GOAL OF THE EXERCISE =
An exact restatement of the data is required, with the images omitted.

DATASET CONTENT =

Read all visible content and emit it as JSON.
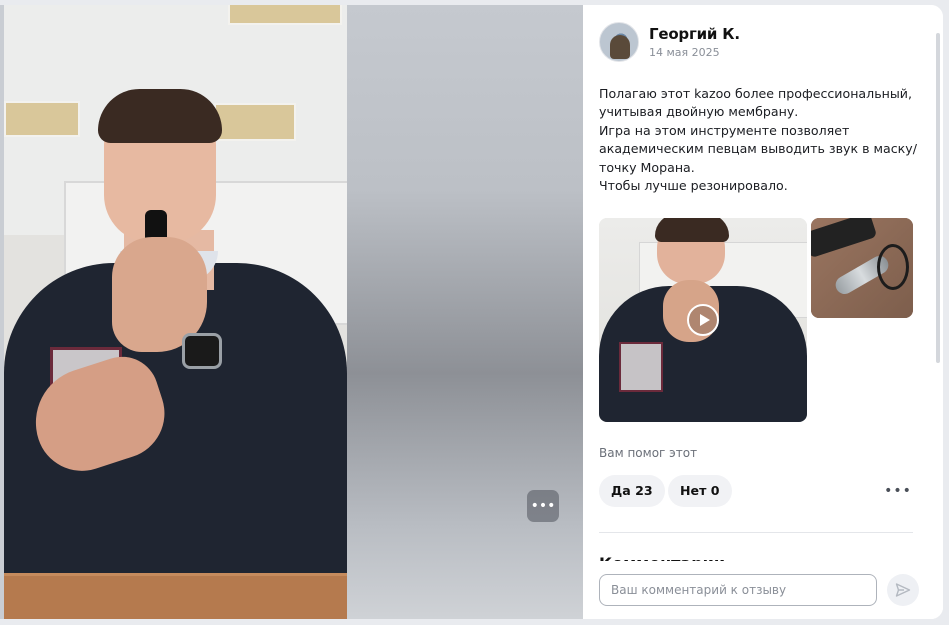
{
  "review": {
    "author": {
      "name": "Георгий К.",
      "date": "14 мая 2025",
      "avatar_icon": "user-avatar-photo"
    },
    "text_lines": [
      "Полагаю этот kazoo более профессиональный,",
      "учитывая двойную мембрану.",
      "Игра на этом инструменте позволяет",
      "академическим певцам выводить звук в маску/",
      "точку Морана.",
      "Чтобы лучше резонировало."
    ],
    "attachments": [
      {
        "kind": "video",
        "icon": "play-icon"
      },
      {
        "kind": "photo"
      }
    ],
    "helpful": {
      "question": "Вам помог этот",
      "yes_label": "Да 23",
      "no_label": "Нет 0",
      "yes_count": 23,
      "no_count": 0
    }
  },
  "media": {
    "more_icon": "more-horizontal-icon",
    "more_glyph": "•••"
  },
  "panel": {
    "more_glyph": "•••",
    "comments_heading": "Комментарии"
  },
  "comment": {
    "placeholder": "Ваш комментарий к отзыву",
    "value": "",
    "send_icon": "send-icon"
  },
  "colors": {
    "accent_text": "#111111",
    "muted_text": "#8a8f98",
    "chip_bg": "#f1f2f5",
    "input_border": "#aeb3bb"
  }
}
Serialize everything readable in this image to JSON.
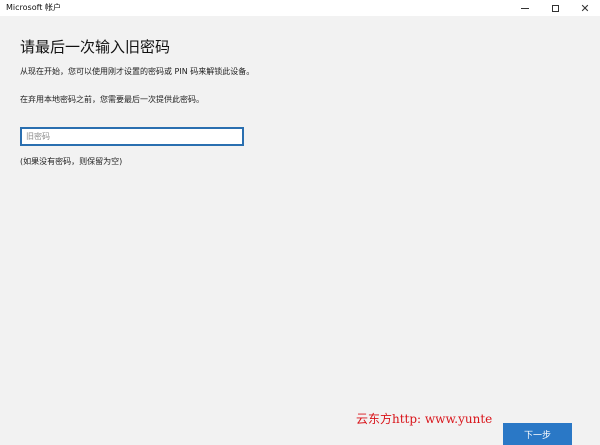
{
  "window": {
    "title": "Microsoft 帐户",
    "controls": {
      "minimize_icon": "minimize-icon",
      "maximize_icon": "maximize-icon",
      "close_icon": "close-icon"
    }
  },
  "main": {
    "heading": "请最后一次输入旧密码",
    "description_1": "从现在开始，您可以使用刚才设置的密码或 PIN 码来解锁此设备。",
    "description_2": "在弃用本地密码之前，您需要最后一次提供此密码。",
    "password_input": {
      "placeholder": "旧密码",
      "value": ""
    },
    "hint": "(如果没有密码，则保留为空)"
  },
  "footer": {
    "next_label": "下一步",
    "watermark": "云东方http: www.yunte"
  },
  "colors": {
    "accent": "#2a78c6",
    "input_border": "#2a6fb0",
    "background": "#f2f2f2",
    "watermark": "#d9141a"
  }
}
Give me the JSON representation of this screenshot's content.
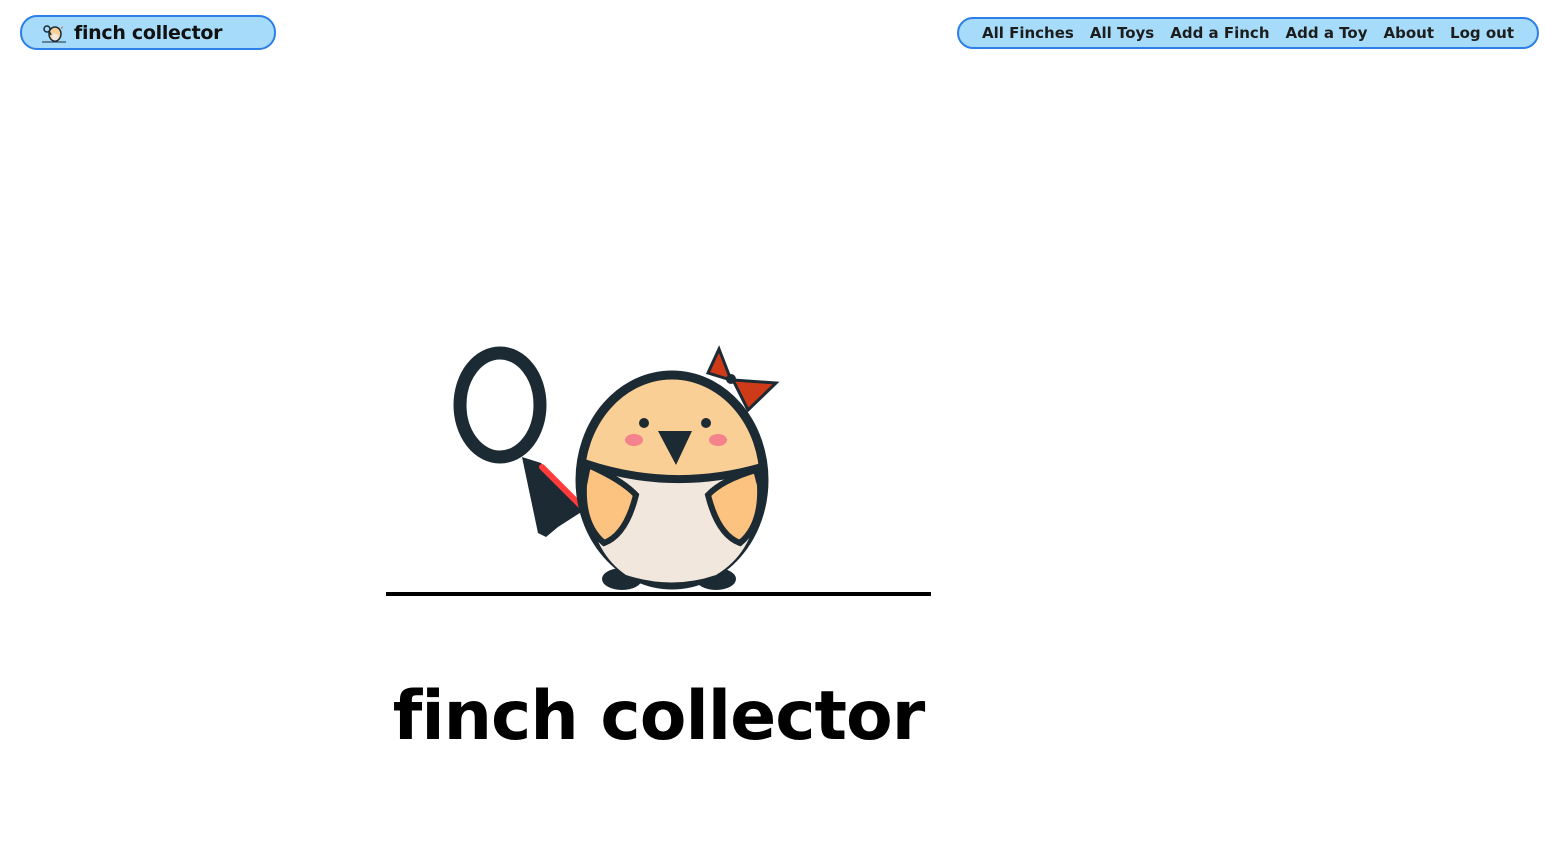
{
  "header": {
    "logo": {
      "icon": "finch-mascot-icon",
      "text": "finch collector"
    },
    "nav": {
      "links": [
        {
          "label": "All Finches"
        },
        {
          "label": "All Toys"
        },
        {
          "label": "Add a Finch"
        },
        {
          "label": "Add a Toy"
        },
        {
          "label": "About"
        },
        {
          "label": "Log out"
        }
      ]
    }
  },
  "hero": {
    "illustration": "finch-with-magnifying-glass-illustration",
    "title": "finch collector"
  },
  "colors": {
    "nav_background": "#a6dcf9",
    "nav_border": "#2d7ee6",
    "bird_body": "#f9cf96",
    "bird_belly": "#f2e7dc",
    "bird_outline": "#1b2a33",
    "bow": "#cf3b18"
  }
}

WRITTEN REPLY =
Read all visible content and emit it as JSON.
{
  "review": {
    "author": {
      "name": "Георгий К.",
      "date": "14 мая 2025",
      "avatar_icon": "user-avatar-photo"
    },
    "text_lines": [
      "Полагаю этот kazoo более профессиональный,",
      "учитывая двойную мембрану.",
      "Игра на этом инструменте позволяет",
      "академическим певцам выводить звук в маску/",
      "точку Морана.",
      "Чтобы лучше резонировало."
    ],
    "attachments": [
      {
        "kind": "video",
        "icon": "play-icon"
      },
      {
        "kind": "photo"
      }
    ],
    "helpful": {
      "question": "Вам помог этот",
      "yes_label": "Да 23",
      "no_label": "Нет 0",
      "yes_count": 23,
      "no_count": 0
    }
  },
  "media": {
    "more_icon": "more-horizontal-icon",
    "more_glyph": "•••"
  },
  "panel": {
    "more_glyph": "•••",
    "comments_heading": "Комментарии"
  },
  "comment": {
    "placeholder": "Ваш комментарий к отзыву",
    "value": "",
    "send_icon": "send-icon"
  },
  "colors": {
    "accent_text": "#111111",
    "muted_text": "#8a8f98",
    "chip_bg": "#f1f2f5",
    "input_border": "#aeb3bb"
  }
}
Serialize everything readable in this image to JSON.
{
  "window": {
    "title": "Microsoft 帐户",
    "controls": {
      "minimize_icon": "minimize-icon",
      "maximize_icon": "maximize-icon",
      "close_icon": "close-icon"
    }
  },
  "main": {
    "heading": "请最后一次输入旧密码",
    "description_1": "从现在开始，您可以使用刚才设置的密码或 PIN 码来解锁此设备。",
    "description_2": "在弃用本地密码之前，您需要最后一次提供此密码。",
    "password_input": {
      "placeholder": "旧密码",
      "value": ""
    },
    "hint": "(如果没有密码，则保留为空)"
  },
  "footer": {
    "next_label": "下一步",
    "watermark": "云东方http: www.yunte"
  },
  "colors": {
    "accent": "#2a78c6",
    "input_border": "#2a6fb0",
    "background": "#f2f2f2",
    "watermark": "#d9141a"
  }
}
Give me the JSON representation of this screenshot's content.
{
  "header": {
    "logo": {
      "icon": "finch-mascot-icon",
      "text": "finch collector"
    },
    "nav": {
      "links": [
        {
          "label": "All Finches"
        },
        {
          "label": "All Toys"
        },
        {
          "label": "Add a Finch"
        },
        {
          "label": "Add a Toy"
        },
        {
          "label": "About"
        },
        {
          "label": "Log out"
        }
      ]
    }
  },
  "hero": {
    "illustration": "finch-with-magnifying-glass-illustration",
    "title": "finch collector"
  },
  "colors": {
    "nav_background": "#a6dcf9",
    "nav_border": "#2d7ee6",
    "bird_body": "#f9cf96",
    "bird_belly": "#f2e7dc",
    "bird_outline": "#1b2a33",
    "bow": "#cf3b18"
  }
}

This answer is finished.